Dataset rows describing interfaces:
***
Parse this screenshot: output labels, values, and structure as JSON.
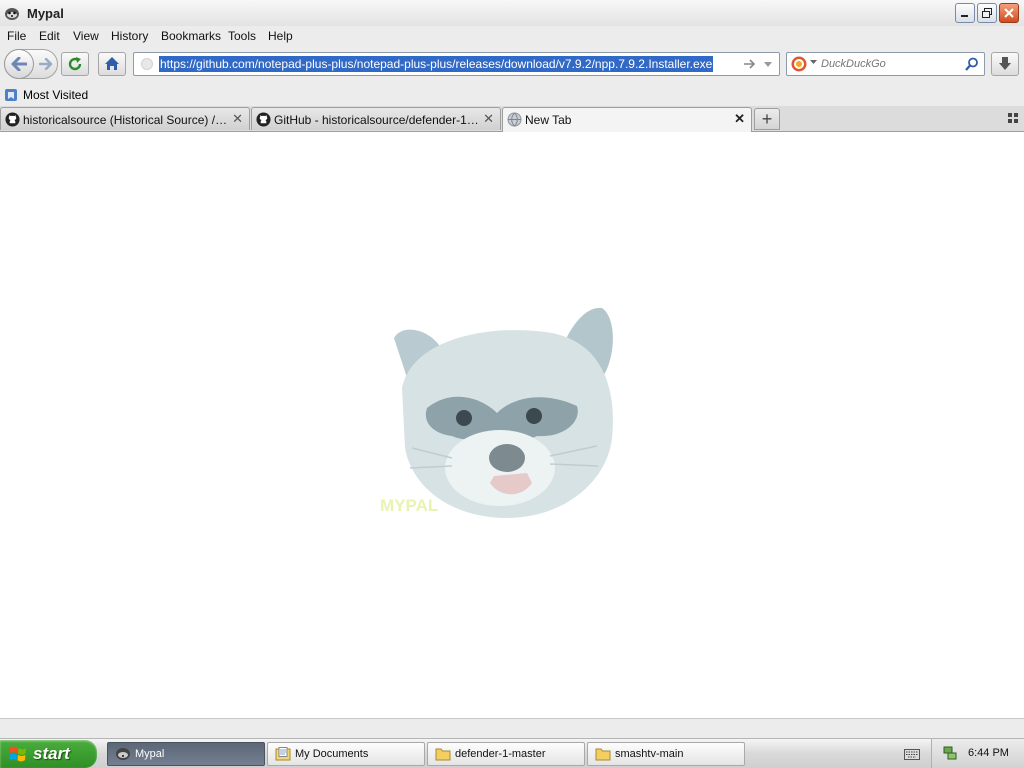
{
  "window": {
    "title": "Mypal"
  },
  "menu": [
    "File",
    "Edit",
    "View",
    "History",
    "Bookmarks",
    "Tools",
    "Help"
  ],
  "address_bar": {
    "url": "https://github.com/notepad-plus-plus/notepad-plus-plus/releases/download/v7.9.2/npp.7.9.2.Installer.exe"
  },
  "search": {
    "placeholder": "DuckDuckGo"
  },
  "bookmarks": {
    "most_visited": "Most Visited"
  },
  "tabs": [
    {
      "label": "historicalsource (Historical Source) / Rep...",
      "icon": "github-icon"
    },
    {
      "label": "GitHub - historicalsource/defender-1: Def...",
      "icon": "github-icon"
    },
    {
      "label": "New Tab",
      "icon": "globe-icon",
      "active": true
    }
  ],
  "content": {
    "brand_text": "MYPAL"
  },
  "taskbar": {
    "start": "start",
    "tasks": [
      {
        "label": "Mypal",
        "icon": "mypal-icon",
        "active": true
      },
      {
        "label": "My Documents",
        "icon": "documents-icon"
      },
      {
        "label": "defender-1-master",
        "icon": "folder-icon"
      },
      {
        "label": "smashtv-main",
        "icon": "folder-icon"
      }
    ],
    "clock": "6:44 PM"
  },
  "colors": {
    "url_selection": "#3169c6",
    "start_green": "#3a9d2e",
    "active_task": "#677283"
  }
}
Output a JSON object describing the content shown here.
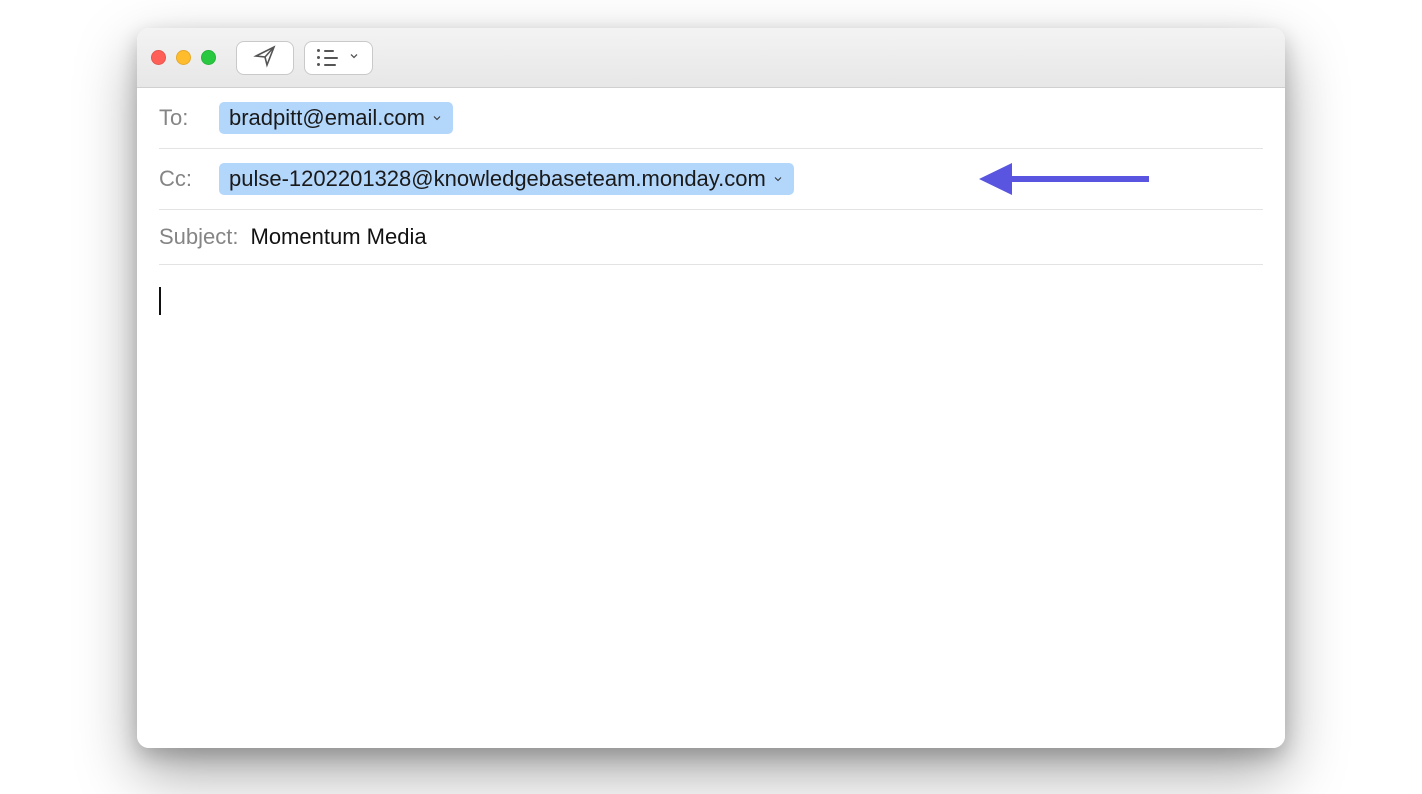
{
  "fields": {
    "to": {
      "label": "To:",
      "recipient": "bradpitt@email.com"
    },
    "cc": {
      "label": "Cc:",
      "recipient": "pulse-1202201328@knowledgebaseteam.monday.com"
    },
    "subject": {
      "label": "Subject:",
      "value": "Momentum Media"
    }
  },
  "annotation": {
    "arrow_color": "#5a55e0"
  }
}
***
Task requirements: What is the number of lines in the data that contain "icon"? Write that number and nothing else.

Result: 7